When most people consider losing weight, they immediately think exercise, and when thinking about gaining weight, sleeping too much might come to mind. But it’s not entirely true. Sleep is vital to regulate appetite and restore the energy our bodies need to burn calories while exercising. A good night’s rest actually helps individuals control and maintain a healthy weight.
A study conducted by a team at Stanford University with 1,024 participants found that in those sleeping less than eight hours, the increased body mass index (BMI) was proportional to decreased sleep. Participants with short sleep had reduced leptin and elevated ghrelin (two key opposing hormones in appetite regulation), which both are likely to lead to an increase appetite.
Also, during the night, we lose water through perspiration and breathing out humid air. Step on the scale when you wake up—if you’re getting a good seven or eight hours of sleep, you might find that you weigh even less than you did when you went to bed.
Our bodies undergo all kinds of activities while we’re sleeping. Though we may not have the same cognitive abilities while asleep, our bodies are anything but passive—they’re working in a whole set of different ways, allowing our body temperature to drop, blood pressure to lower and heart rate to decrease, conserving energy, repairing and maintaining muscles and bones by the facilitation of amino acids. Next time something is off, examine your sleeping habits, because the way you feel while you’re awake has a lot to do with what’s going on when you’re not.
Tips for Buying a Mattress
A good mattress is important for getting a good night’s rest—not necessarily something you want to go cheap on. Think about it this way, the way Gary Javo, Owner of Sit & Sleep Bluffton sees it: “You’re in your bed eight hours a night and it can directly affect the way you feel throughout the day. If you get a good night’s sleep, it will completely change your day.” Sounds like a pretty good reason to pay attention when you’re shopping for your pillowtop, right?
1. Go To A Reputable Store
Don’t just settle for a department store with cheap prices; head to a mattress store where specialists are well-versed in the item at hand—mattresses.

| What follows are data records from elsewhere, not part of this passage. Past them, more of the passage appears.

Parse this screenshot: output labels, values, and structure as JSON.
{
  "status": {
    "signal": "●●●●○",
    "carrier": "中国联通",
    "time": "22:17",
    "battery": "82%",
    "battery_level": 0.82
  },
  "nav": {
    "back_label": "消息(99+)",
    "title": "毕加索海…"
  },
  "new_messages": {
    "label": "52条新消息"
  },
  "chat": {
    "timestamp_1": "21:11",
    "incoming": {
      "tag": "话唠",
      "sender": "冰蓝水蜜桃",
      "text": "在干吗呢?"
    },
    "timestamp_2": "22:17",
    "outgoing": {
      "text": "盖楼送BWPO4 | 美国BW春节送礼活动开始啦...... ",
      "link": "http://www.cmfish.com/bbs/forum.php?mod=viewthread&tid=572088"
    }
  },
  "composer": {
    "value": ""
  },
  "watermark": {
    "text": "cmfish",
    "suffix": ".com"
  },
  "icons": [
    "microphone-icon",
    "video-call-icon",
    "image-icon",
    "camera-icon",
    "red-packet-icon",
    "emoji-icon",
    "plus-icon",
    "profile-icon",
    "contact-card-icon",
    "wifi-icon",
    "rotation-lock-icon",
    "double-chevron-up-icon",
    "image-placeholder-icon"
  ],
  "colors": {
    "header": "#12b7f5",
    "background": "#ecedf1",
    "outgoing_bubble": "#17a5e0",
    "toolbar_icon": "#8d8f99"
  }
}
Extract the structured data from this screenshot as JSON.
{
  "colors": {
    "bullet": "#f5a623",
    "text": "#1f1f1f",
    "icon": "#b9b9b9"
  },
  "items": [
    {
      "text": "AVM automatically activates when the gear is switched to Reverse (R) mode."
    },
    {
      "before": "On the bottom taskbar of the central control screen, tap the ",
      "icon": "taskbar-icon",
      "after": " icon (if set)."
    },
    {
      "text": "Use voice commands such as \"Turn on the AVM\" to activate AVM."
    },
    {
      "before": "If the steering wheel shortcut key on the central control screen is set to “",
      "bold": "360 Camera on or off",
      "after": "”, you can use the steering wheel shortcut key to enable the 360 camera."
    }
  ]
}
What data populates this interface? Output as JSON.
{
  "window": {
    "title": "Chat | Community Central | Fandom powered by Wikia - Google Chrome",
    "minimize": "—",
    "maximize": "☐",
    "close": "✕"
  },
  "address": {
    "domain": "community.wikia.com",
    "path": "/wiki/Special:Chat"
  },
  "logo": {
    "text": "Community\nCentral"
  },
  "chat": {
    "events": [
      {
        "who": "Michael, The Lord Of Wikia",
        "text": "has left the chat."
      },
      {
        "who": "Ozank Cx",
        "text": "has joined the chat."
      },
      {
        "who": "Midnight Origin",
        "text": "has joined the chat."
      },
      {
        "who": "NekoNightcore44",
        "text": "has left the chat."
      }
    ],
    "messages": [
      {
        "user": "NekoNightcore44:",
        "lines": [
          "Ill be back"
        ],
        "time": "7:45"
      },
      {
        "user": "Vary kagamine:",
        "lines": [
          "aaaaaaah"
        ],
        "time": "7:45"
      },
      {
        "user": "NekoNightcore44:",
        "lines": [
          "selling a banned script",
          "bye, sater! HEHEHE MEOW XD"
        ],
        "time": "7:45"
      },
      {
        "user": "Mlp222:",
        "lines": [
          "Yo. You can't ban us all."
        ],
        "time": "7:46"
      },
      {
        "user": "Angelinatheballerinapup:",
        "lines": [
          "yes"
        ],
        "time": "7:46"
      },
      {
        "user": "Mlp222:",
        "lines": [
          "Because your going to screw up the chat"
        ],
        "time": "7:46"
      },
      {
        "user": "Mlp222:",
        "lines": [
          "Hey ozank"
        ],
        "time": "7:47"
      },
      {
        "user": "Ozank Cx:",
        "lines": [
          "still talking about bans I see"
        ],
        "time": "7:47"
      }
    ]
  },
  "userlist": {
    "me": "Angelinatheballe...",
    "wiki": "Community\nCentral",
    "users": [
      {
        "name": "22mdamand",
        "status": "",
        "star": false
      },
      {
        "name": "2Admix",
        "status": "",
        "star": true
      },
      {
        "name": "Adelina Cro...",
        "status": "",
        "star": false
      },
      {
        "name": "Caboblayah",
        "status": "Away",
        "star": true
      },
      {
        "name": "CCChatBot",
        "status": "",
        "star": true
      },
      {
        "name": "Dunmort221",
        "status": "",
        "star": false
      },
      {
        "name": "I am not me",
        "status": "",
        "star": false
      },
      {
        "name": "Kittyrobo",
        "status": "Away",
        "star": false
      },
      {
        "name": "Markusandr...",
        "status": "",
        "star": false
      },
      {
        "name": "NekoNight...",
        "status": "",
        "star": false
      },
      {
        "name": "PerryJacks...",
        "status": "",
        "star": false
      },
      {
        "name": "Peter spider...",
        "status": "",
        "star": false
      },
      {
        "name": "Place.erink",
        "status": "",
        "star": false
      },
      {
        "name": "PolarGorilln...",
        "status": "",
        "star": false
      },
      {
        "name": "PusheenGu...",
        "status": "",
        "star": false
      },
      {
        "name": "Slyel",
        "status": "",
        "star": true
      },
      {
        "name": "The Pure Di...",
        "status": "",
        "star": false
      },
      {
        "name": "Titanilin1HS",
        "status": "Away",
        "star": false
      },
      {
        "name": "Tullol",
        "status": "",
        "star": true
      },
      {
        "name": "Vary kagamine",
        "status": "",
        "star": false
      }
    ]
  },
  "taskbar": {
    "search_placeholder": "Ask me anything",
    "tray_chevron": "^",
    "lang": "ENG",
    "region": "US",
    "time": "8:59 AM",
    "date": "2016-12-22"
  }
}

Other stores may be more concerned about the furniture and bedding you buy, but specialized mattress stores can assist you in determining everything from the right type of mattress for your sleeping habits, to the selection of the right brand to meet your objectives.
“Mattresses can get complicated. It seems like a simple thing but it really isn’t simple,” Javo explains. “You need to go to a sleep shop where people are specialized and trained. This is what they do and the only thing they do. Take advantage of that.”
2. Know What You Need (Or What You’re Missing)
“Come in with a clear understanding of what you need, or if you don’t know that, then what you don’t have now.”
Talk with your spouse and find out just what it is that you require—does your back hurt? Is your husband waking you up when he moves? Bring that information to the store and let an expert guide you to something that will suit.
3. Get A Mattress Protector
Did you know that one of the first things to void a mattress warranty is a stain? Avoid this headache and pick up special fitted sheets with waterproof backing. The amazing warranty won’t do you any good if it’s immediately voided.
If you’re not sleeping through the night, there’s a big chance it’s the result of a mattress that needs to be replaced. “With a bad mattress, you can start to develop hip and joint pain, it creates pressure points and, if you’re not supported properly, you can have poor circulation in your extremities. It can promote spine misalignment, if there’s a sag to the mattress.” Don’t let a bad mattress be the reason you’re not sleeping well!